Working with Cognizant in India to help with our respective projects

During my visit to Bangalore in July 2013 I managed to visit Yediyur Government school, near Yediyur lake, Jayanagar,¬†with two of Cognizant’s team who help with various schools in the Bangalore area. They’re part of a much larger programme across Cognizant who help support schools across India as part of their corporate social responsibility.

During our visit I was able to see first-hand how the schools used the computers they had and to talk to the teachers. This school had at least ten working computers running a mix of old versions of Microsoft Windows and the free Edubuntu software. Until recently the teachers had received training in how to use Edubuntu as part of their teaching. However, the visits had petered-out for various reasons and the teachers were less confident of using Edubuntu due to lack of practice or familiarity.

Like the other state school I’d visited there were plenty of broken computers and screens. They used to have a 3G connection to the Internet, but large unexplained bills had discouraged the school from using it and the 3G device was missing when we looked for it. As ever, the electricity supply was overstretched and prone to fail. However across Southern India there are news reports of chronic under-capacity of power generation so the school appeared no worse off than many other Electricity customers.

The pupils really enjoyed using the computers, particularly some of the programs provided with Edubuntu and typically sat two or three to a chair and worked collaboratively with the program they were using. The teachers were very supportive of the children and volunteered their time after school to help the children use the computers informally.

After our visit to the school I spent some time with the team from Cognizant and we were able to share experiences and ideas for ways to help the current set of schools and through helping those schools to help those schools help other schools with their computing. We agreed we needed to find scalable ways to help schools support themselves, each other, and ideally for those schools to help schools who weren’t directly supported by either Cognizant or the Fisherman Trust.

We decided there were several ways we could help immediately:

  • The local network and support team from Cognizant could investigate the problems and causes of faulty equipment. They would fix some of the problems and then help the schools to find ways to fix the other computers where practical.
  • Reinvigorate the training for the teachers in using Edubuntu. Cognizant volunteers would also help the schools learn how to install Edubuntu so the schools could be more self-reliant and resourceful.
  • Raj, of the Fisherman Trust would send a couple of copies of the Zoombinis software to the team at Cognizant so they can evaluate it with one or two of the schools they support. We could then consider ways to procure more copies if the software seems to be useful for those schools.
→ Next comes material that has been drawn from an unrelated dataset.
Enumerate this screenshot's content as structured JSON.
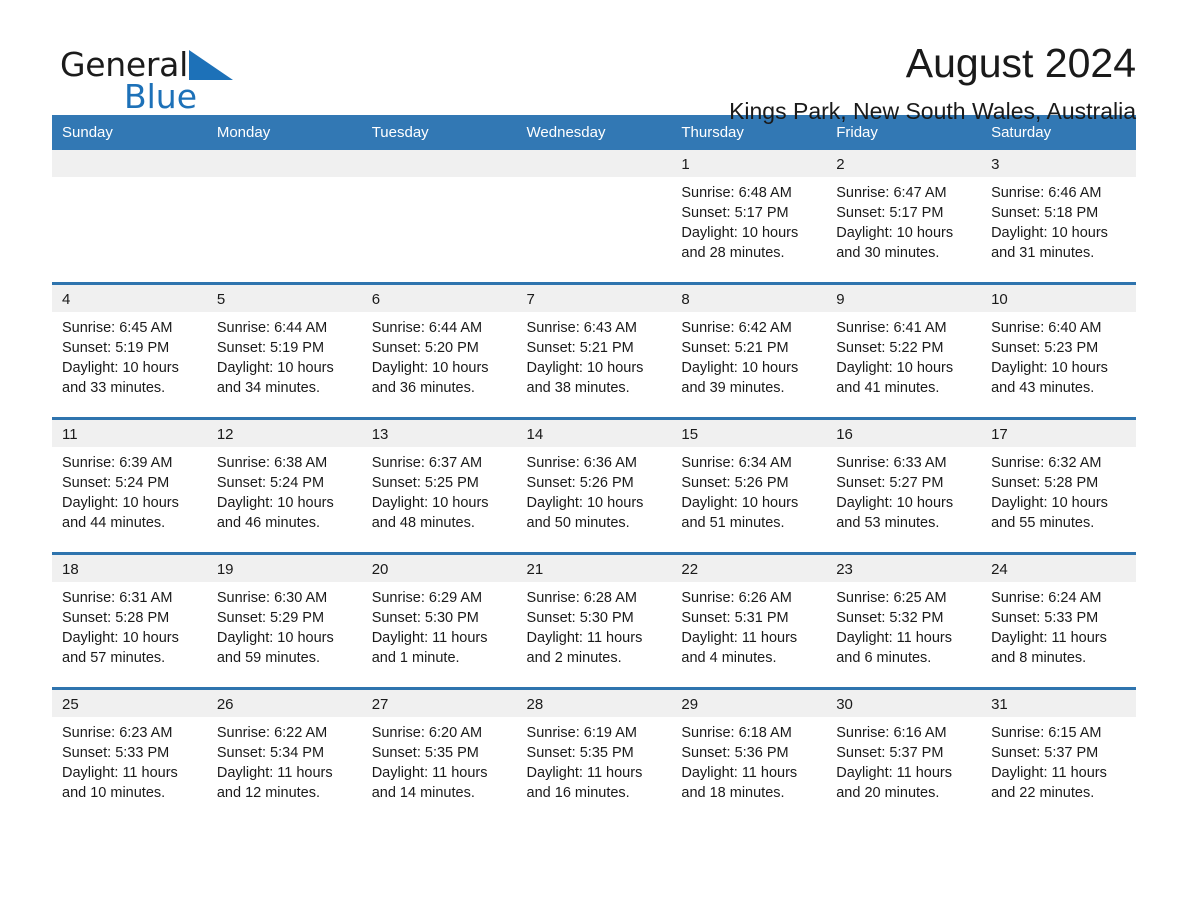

Conversely, the Cognizant team has lots of experience, particularly in installing and configuring Edubuntu that the small team in the Fishermen Trust can apply in the schools they help. We really appreciate their friendly and open advice and expertise.